Work instruction. Check every line below for the word "stage" and show those that hold it.

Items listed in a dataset
-------
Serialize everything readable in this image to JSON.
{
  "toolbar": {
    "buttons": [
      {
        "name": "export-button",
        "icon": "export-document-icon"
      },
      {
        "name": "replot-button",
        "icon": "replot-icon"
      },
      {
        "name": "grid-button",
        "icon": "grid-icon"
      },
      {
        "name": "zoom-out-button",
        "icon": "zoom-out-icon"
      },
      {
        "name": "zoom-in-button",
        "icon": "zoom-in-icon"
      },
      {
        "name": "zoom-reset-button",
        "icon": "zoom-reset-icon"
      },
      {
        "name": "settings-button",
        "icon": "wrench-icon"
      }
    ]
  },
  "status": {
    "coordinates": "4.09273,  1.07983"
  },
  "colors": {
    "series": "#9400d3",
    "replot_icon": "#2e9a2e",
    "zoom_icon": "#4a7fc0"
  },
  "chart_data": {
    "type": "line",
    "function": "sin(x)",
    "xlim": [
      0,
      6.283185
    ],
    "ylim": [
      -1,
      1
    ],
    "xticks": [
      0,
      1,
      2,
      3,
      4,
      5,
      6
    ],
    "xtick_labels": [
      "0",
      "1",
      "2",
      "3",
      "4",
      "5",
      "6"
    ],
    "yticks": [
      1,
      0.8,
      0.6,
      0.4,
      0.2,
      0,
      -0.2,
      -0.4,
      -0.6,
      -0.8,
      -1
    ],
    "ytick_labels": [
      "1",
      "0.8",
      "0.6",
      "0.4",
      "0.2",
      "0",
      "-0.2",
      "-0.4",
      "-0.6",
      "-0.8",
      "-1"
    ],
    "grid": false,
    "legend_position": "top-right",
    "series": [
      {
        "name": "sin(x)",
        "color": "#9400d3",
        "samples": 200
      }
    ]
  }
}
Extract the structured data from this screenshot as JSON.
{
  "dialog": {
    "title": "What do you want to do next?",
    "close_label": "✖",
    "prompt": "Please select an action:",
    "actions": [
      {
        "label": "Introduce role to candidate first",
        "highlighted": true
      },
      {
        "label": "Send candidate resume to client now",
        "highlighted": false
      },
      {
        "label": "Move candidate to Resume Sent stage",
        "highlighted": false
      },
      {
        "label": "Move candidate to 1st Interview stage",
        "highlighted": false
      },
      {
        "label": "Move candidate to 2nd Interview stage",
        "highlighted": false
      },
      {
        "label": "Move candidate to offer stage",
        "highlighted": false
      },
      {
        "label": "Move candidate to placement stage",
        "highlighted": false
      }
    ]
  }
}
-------
Output for this exercise.
        "label": "Move candidate to Resume Sent stage",
        "label": "Move candidate to 1st Interview stage",
        "label": "Move candidate to 2nd Interview stage",
        "label": "Move candidate to offer stage",
        "label": "Move candidate to placement stage",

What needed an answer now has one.